What do we know of medieval childhood? Were boundaries always clear between childhood and young adulthood?
Was medieval childhood gendered? Scholars have been debating such questions over half a century.
Can evidence from imaginative literature test the conclusions of historians? Phyllis Gaffney's innovative book reveals contrast and change in the portrayal of childhood and youth by looking at vernacular French narratives composed between 1100 and 1220.
Covering over sixty poems from two major genres - epic and romance - she traces a significant evolution.
While early epics contain only a few stereotypical images of the child, later verse narratives display a range of arguably timeless motifs, as well as a growing awareness of the special characteristics of youth.
Whereas juvenile epic heroes contribute to the adult agenda by displaying precocious strength and wisdom, romance children are on the receiving end, requiring guidance and education.
Gaffney also profiles the intriguing phenomenon of enfances poems, singing the youthful deeds of established heroes: these 'prequels' combine epic and romance features in distinctive ways.

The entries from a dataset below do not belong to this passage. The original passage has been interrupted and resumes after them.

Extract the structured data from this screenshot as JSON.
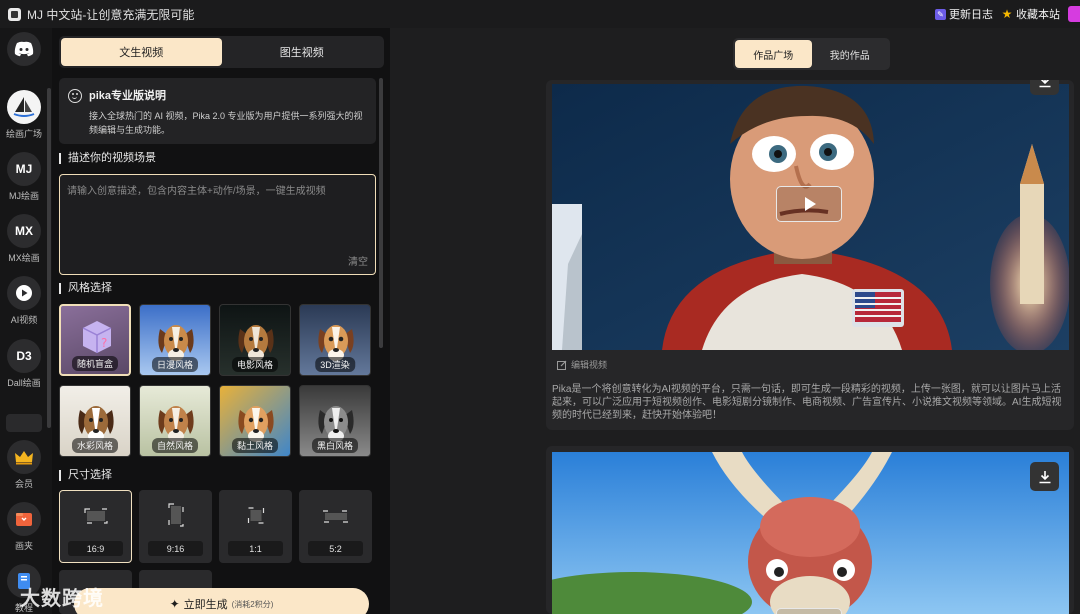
{
  "topbar": {
    "title": "MJ 中文站-让创意充满无限可能",
    "changelog": "更新日志",
    "bookmark": "收藏本站"
  },
  "nav": [
    {
      "label": "",
      "icon": "discord-icon"
    },
    {
      "label": "绘画广场",
      "icon": "sailboat-logo-icon"
    },
    {
      "label": "MJ绘画",
      "badge": "MJ"
    },
    {
      "label": "MX绘画",
      "badge": "MX"
    },
    {
      "label": "AI视频",
      "icon": "play-circle-icon"
    },
    {
      "label": "Dall绘画",
      "badge": "D3"
    },
    {
      "label": "会员",
      "icon": "crown-icon"
    },
    {
      "label": "画夹",
      "icon": "folder-icon"
    },
    {
      "label": "教程",
      "icon": "book-icon"
    }
  ],
  "panel": {
    "tabs": [
      "文生视频",
      "图生视频"
    ],
    "active_tab": 0,
    "info": {
      "title": "pika专业版说明",
      "text": "接入全球热门的 AI 视频，Pika 2.0 专业版为用户提供一系列强大的视频编辑与生成功能。"
    },
    "scene_title": "描述你的视频场景",
    "prompt_placeholder": "请输入创意描述，包含内容主体+动作/场景，一键生成视频",
    "clear": "清空",
    "style_title": "风格选择",
    "styles": [
      "随机盲盒",
      "日漫风格",
      "电影风格",
      "3D渲染",
      "水彩风格",
      "自然风格",
      "黏土风格",
      "黑白风格"
    ],
    "selected_style": 0,
    "size_title": "尺寸选择",
    "sizes": [
      "16:9",
      "9:16",
      "1:1",
      "5:2"
    ],
    "selected_size": 0,
    "generate": "立即生成",
    "generate_cost": "(消耗2积分)"
  },
  "right": {
    "tabs": [
      "作品广场",
      "我的作品"
    ],
    "active_tab": 0,
    "edit_video": "编辑视频",
    "description": "Pika是一个将创意转化为AI视频的平台，只需一句话，即可生成一段精彩的视频，上传一张图，就可以让图片马上活起来，可以广泛应用于短视频创作、电影短剧分镜制作、电商视频、广告宣传片、小说推文视频等领域。AI生成短视频的时代已经到来，赶快开始体验吧！"
  },
  "watermark": "大数跨境",
  "colors": {
    "accent": "#fbe7c8",
    "panel": "#111112",
    "card": "#262628"
  }
}
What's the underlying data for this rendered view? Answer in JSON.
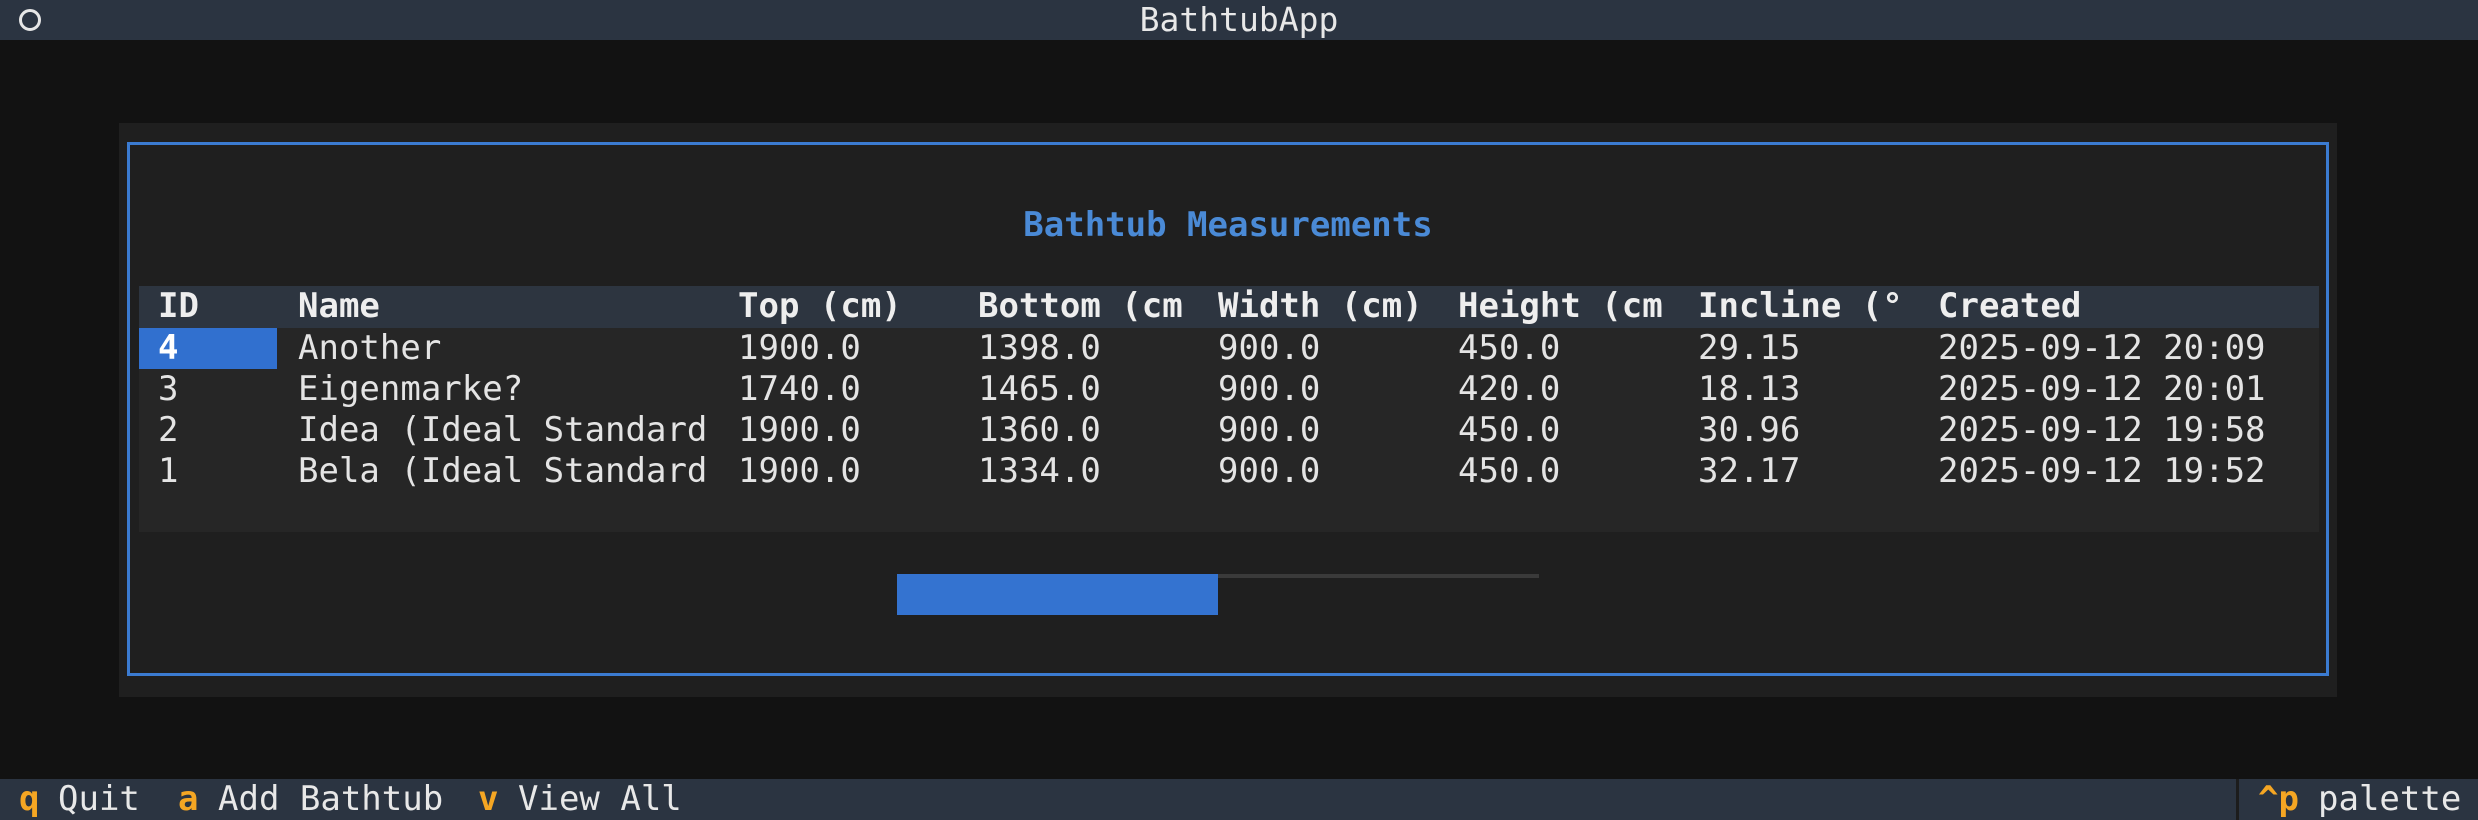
{
  "window": {
    "title": "BathtubApp"
  },
  "dialog": {
    "title": "Bathtub Measurements"
  },
  "table": {
    "columns": [
      "ID",
      "Name",
      "Top (cm)",
      "Bottom (cm",
      "Width (cm)",
      "Height (cm",
      "Incline (°",
      "Created"
    ],
    "rows": [
      [
        "4",
        "Another",
        "1900.0",
        "1398.0",
        "900.0",
        "450.0",
        "29.15",
        "2025-09-12 20:09"
      ],
      [
        "3",
        "Eigenmarke?",
        "1740.0",
        "1465.0",
        "900.0",
        "420.0",
        "18.13",
        "2025-09-12 20:01"
      ],
      [
        "2",
        "Idea (Ideal Standard",
        "1900.0",
        "1360.0",
        "900.0",
        "450.0",
        "30.96",
        "2025-09-12 19:58"
      ],
      [
        "1",
        "Bela (Ideal Standard",
        "1900.0",
        "1334.0",
        "900.0",
        "450.0",
        "32.17",
        "2025-09-12 19:52"
      ]
    ],
    "selected_row": 0
  },
  "progress": {
    "fraction": 0.5
  },
  "footer": {
    "bindings": [
      {
        "key": "q",
        "label": "Quit"
      },
      {
        "key": "a",
        "label": "Add Bathtub"
      },
      {
        "key": "v",
        "label": "View All"
      }
    ],
    "palette": {
      "key": "^p",
      "label": "palette"
    }
  },
  "colors": {
    "accent": "#3b7bd1",
    "title_bar": "#2b3441",
    "key_highlight": "#f5a623",
    "selection": "#3170cf"
  }
}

Approaching the history of childhood and youth through the lens of literary genre, this study shows how imaginative texts can both shape and reflect the historical development and cultural construction of emotional values.